“Sometimes me cry alone at night.”

“That is common for me also, but be more strong, you. Much work, and someday you talk pretty. People stop hate you soon. Maybe tomorrow, okay?”

I know that me talk pretty one day too. 

En francais : moi aussi parle joli un jour

Week of Faux Pas

As I complete my second week of being a Parisian, it’s been a week of faux pas.

A friend of a friend took me to a typical French restaurant today.  On the menu was heavy French cuisine such as escargot, foie gras, and rabbit. I opted for a croque monsieur served with truffles.  It was delicious and I paired it with a glass of local red wine.  We opted for a café afterwards.  He had an espresso, I wanted a cappuccino and asked the waitress if they had soy milk.  She looked at me confused, and I said a regular cappuccino is fine.  My new friend began to laugh at me, saying “they serve rabbit here, I don’t think they will have soy milk.”

And this is just one example of learning the culture here.

Earlier in the week, I popped into a small grocery store.  I had several items in my hand, and placed them down.  The clerk asked in French for “sac” =a bag.  I said “no” I didn’t need one, and pointed to my bag.  I didn’t speak French, she didn’t speak English.   She then said a word I recognized “regarder”, which means “to look,” and asked to see inside my bag.
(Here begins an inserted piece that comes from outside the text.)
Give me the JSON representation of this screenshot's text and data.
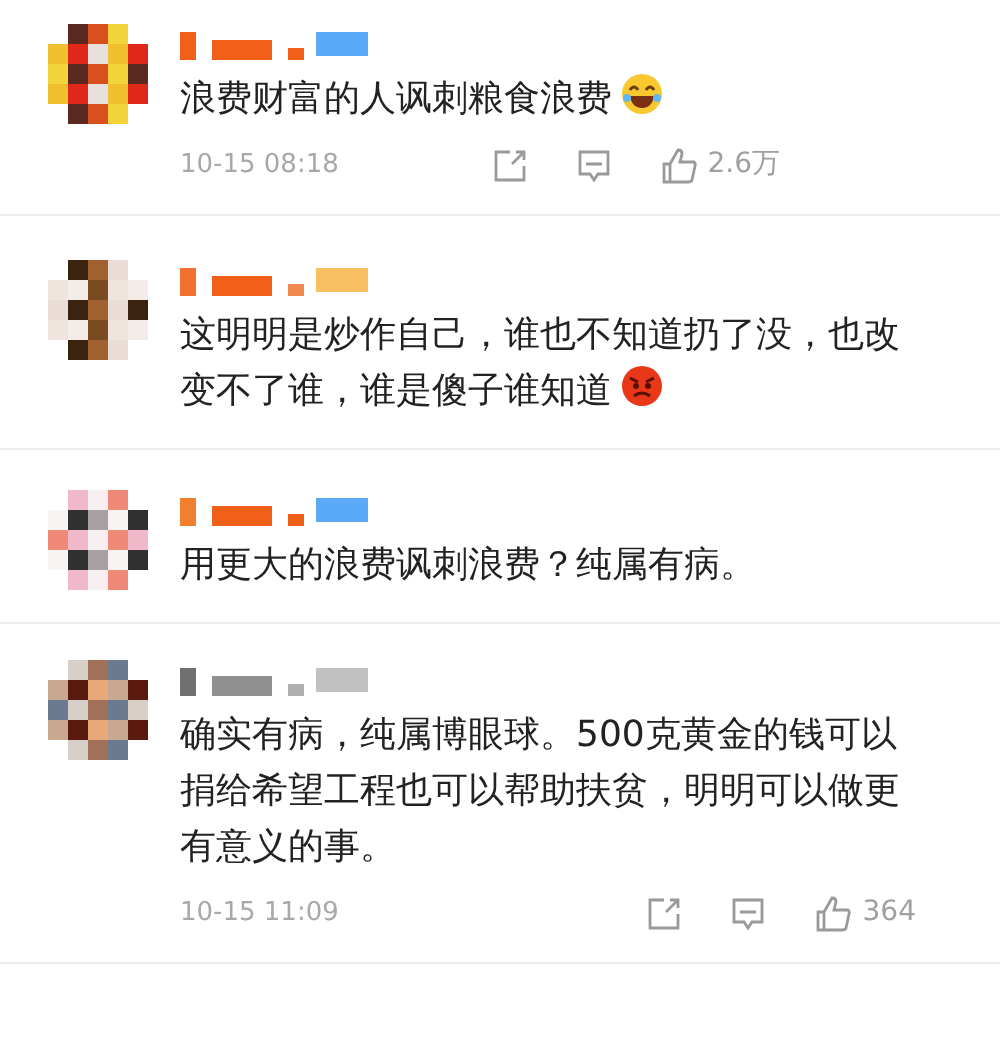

I had two items purchased from a previous store. Then she tried to scan it. Since I don’t know French, I said in English. “No! I bought that from another store.  No!” She didn’t understand me.  And the items didn’t seem to scan.  Then she looked in my other bag with my laptop and purse. I believe she thought I may be stealing. Then she said simply “desolee”, which means sorry.  I was embarrassed and stunned.  *Tip: keep all receipts or only shop at one market at a time.

The most interesting faux pas occurred in my home.  I was making cous cous, purchased from the market above.  Yet, when I began to turn on the kettle, I saw it was broken.  This is probably because my kitchen is so small, and I have to put the kettle away every time for counter space.  It simply fell apart.  As I tried to put the kettle together, I electrocuted myself.  Maybe I am not meant to cook in tiny spaces.

The evening ended today, with my new French friend sending me several store suggestions of where I can most likely find gluten free bread and pasta, but left me with a warning: “Don’t eat too healthy, you’re French now.”

C’est la vie.

I am slowly am beginning my welcome to France.